Tackling WEEE: New Proposals for In-store Drop-off and Kerbside Collection of Small Electronics by 2026

Easing the collection of electronic equipment, devices and white goods, the UK Government announced new UK-wide plans on the 28th December 2023 for the in-store drop-off and kerbside collection of small electronic items. Retailers will now be required to finance consumers’ e-waste recycling from 2026.

metroSTOR takes a look into the impact of Waste Electrical and Electronic Equipment (WEEE), what these changes will mean for producers and retailers of electronic goods, and how providing UK households with improved access to WEEE recycling will help facilitate the transition to a circular economy.

WEEE and Its Environmental Impact

WEEE is the fastest growing waste stream in the UK. Alarming statistics revealed in a Government consultation report revealed an estimated 155,000 tonnes of smaller household electronics are incorrectly disposed of each year. Research has also shown there are close to 21m unused but working electrical products “hoarded” in households.

A combination of throwaway culture and the integration of electrical products into almost every aspect of modern life has ultimately developed WEEE into a significant environmental concern. Most electrical devices contain toxic substances including mercury, nickel, zinc, lead, cadmium, and barium, among others. Disposal of these items means they end up in landfill sites and can potentially run into soil and groundwater. A wide variety of electronic goods also contain valuable materials, such as copper, lithium, silver and platinum. Lithium, in particular, is considered an integral aspect of the net-zero transition, and hoarding or disposal of these items therefore restricts our ability to extract the valuable resources contained inside.

One of the most commonly discarded items containing lithium are vaping products. Over 1m vapes are said to be thrown away every week, with the estimated annual cost of collecting and separating vapes from general waste streams for recycling around £200m. Vaping products have also been linked to a surge in fires in dustcarts and Household Waste Recycling Centres (HWRCs), with 700 incidents recorded in the UK in 2022.

Government Collection Targets and the New Proposals

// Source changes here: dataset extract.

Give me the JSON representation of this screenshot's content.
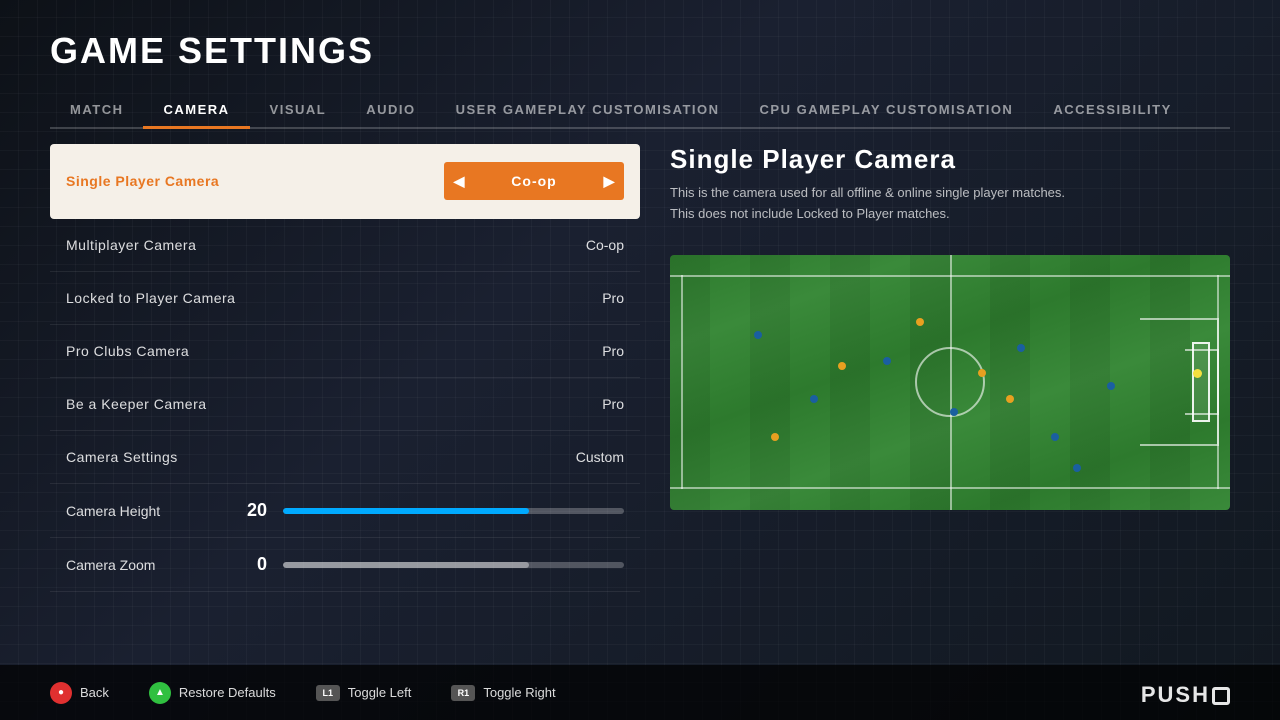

In 2022, DEFRA set an overall collection target for WEEE of 511,376 tonnes. The final figures showed a total 467,517 tonnes was collected, representing a 9% deficit with only 3 categories reaching their target. For 2023, the new target was set at 471, 942 tonnes, representing a 1% increase from 2022 collection totals.

While the total collection figures for 2023 are yet to be released, DEFRA published data on the 1st September that shows 239,458 tonnes of household WEEE was collected in the first half of 2023, reaching 50.7% of the overall target for 2023. These statistics demonstrate that the UK was on track to hit its target for the year.

Seeking to continually improve on these statistics and divert more WEEE from landfill in 2024, a range of measures have been proposed as part of a joint initiative by the UK Government, Scottish Government, Welsh Government and Northern Ireland Executive consultation. These are scheduled for introduction in 2026, and include:

Statistics provided by DEFRA state that around 75% of adults in the UK say they would recycle WEEE items at their local supermarket or retailer if the service was available to them, while over 77% of households would regard the retailer as more environmentally responsible if they were offered a recycling service.

Financed by the producers of electrical items, these proposals will enable consumers to effectively recycle WEEE during their weekly shop or without leaving their property. The changes proposed will also ensure suppliers of vapes and electronic cigarettes will finance the cost of separate collections and treatment of their products. DEFRA has also stated it will work closely with manufacturers and retailers of electrical items as part of an initial consultation period, ensuring the most efficient and accessible options are able to be implemented effectively. 

Challenges for Communal Properties and metroSTOR Solutions

While the UK Government has stated the proposed kerbside collection service won’t necessarily require any further bins, the exact criteria for the service is yet to be confirmed. 

Looking at the example of existing kerbside collection services for waste & recycling, participation is easily achievable for households with plenty of storage space outside their property, however, for communal properties and flats above shops with a lack of secure external space for short-term storage, the same service can be restrictive.

metroSTOR bin storage housing for WEEE recycling

In densely populated urban areas, a kerbside collection service can also raise issues when residents are required to properly segregate their waste beforehand, as lack of internal space can make it difficult to store separate waste streams. The obvious alternative for these residents are the in-store drop-off points for electrical items, however, for some households the nearest store with this service might be located several miles away. For those without regular access to a vehicle, this can be extremely hindering, and the likelihood of disposing of WEEE in regular waste streams is increased.

To simplify WEEE recycling for these households, metroSTOR has developed a WEEE specific aperture that is compatible with our existing range of metroSTOR PBM Bin Storage Housings. Facilitating the separation of small to medium-sized items within the housing, e-waste can then be collected and transferred to a local HWRC. The aperture can be integrated alongside corresponding waste and recycling apertures to deliver a complete waste management system. Battery collection boxes can also be integrated to any metroSTOR communal bin housing, encouraging easily accessible disposal points in communal waste facilities, as well as reducing fire risks by ensuring batteries are correctly recycled.